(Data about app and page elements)
══════════

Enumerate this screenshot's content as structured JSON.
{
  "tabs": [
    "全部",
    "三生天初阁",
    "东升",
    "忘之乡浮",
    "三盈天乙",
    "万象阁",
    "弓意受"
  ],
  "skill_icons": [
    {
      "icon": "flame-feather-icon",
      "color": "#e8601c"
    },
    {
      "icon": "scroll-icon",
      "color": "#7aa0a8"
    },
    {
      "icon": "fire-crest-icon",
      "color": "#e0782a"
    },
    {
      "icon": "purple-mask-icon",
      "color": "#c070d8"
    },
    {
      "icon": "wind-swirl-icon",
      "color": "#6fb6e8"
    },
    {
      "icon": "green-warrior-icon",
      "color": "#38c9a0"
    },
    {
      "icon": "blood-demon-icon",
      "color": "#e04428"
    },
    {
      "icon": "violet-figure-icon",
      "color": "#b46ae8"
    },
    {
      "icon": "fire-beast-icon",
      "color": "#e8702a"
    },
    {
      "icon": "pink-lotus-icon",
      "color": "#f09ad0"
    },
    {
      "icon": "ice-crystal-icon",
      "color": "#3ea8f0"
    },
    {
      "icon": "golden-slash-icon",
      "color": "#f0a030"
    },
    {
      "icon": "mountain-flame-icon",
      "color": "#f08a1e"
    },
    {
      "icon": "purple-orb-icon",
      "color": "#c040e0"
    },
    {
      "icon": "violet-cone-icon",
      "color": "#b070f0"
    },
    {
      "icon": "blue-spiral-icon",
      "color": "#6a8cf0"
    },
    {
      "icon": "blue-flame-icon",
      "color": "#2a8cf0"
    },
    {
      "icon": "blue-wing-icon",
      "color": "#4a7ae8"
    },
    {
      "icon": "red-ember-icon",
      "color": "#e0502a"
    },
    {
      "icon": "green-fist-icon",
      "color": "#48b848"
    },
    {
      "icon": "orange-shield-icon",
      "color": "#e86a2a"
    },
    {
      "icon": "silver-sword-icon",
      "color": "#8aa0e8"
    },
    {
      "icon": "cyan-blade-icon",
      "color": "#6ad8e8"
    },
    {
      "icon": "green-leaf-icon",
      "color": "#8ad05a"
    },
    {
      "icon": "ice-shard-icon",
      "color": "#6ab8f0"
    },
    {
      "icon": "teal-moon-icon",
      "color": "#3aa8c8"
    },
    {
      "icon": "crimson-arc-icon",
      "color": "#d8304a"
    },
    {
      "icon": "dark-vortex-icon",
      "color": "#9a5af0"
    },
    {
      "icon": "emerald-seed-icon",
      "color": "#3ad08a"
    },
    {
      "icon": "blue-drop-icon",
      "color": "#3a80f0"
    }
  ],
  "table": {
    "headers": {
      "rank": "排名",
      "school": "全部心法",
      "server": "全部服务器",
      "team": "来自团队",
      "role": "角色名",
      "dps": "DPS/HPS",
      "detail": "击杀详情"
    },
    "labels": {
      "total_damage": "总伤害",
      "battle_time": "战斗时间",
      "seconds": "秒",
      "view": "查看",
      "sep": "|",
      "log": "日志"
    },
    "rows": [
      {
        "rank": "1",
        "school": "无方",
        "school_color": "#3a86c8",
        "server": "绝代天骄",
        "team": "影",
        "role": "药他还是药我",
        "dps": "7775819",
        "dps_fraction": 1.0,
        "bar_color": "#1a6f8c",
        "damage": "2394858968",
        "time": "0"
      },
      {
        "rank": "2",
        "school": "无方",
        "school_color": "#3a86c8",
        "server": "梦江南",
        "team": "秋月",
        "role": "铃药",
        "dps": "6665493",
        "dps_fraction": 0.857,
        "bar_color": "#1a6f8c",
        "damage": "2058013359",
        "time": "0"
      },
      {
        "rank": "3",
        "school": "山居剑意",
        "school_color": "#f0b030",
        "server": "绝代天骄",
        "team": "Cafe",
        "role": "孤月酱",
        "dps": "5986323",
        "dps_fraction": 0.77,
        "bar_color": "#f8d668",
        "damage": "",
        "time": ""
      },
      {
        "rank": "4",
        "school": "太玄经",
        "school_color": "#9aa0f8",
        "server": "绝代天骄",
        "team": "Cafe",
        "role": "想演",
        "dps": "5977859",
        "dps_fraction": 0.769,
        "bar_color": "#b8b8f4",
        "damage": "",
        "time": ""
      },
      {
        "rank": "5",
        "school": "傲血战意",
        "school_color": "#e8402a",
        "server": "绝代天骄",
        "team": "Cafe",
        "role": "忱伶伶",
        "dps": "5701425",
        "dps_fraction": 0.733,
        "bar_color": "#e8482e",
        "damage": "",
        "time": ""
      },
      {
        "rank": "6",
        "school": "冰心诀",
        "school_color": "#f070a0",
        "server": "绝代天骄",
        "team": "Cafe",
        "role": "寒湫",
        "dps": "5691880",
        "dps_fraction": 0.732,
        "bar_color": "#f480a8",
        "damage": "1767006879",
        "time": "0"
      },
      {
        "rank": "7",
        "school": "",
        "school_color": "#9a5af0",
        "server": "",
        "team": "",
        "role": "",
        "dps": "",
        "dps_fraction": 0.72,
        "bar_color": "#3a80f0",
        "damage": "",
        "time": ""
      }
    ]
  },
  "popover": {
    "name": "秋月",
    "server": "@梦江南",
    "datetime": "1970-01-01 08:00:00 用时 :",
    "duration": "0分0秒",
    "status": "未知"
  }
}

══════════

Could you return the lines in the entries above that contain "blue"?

      "icon": "blue-spiral-icon",
      "icon": "blue-flame-icon",
      "icon": "blue-wing-icon",
      "icon": "blue-drop-icon",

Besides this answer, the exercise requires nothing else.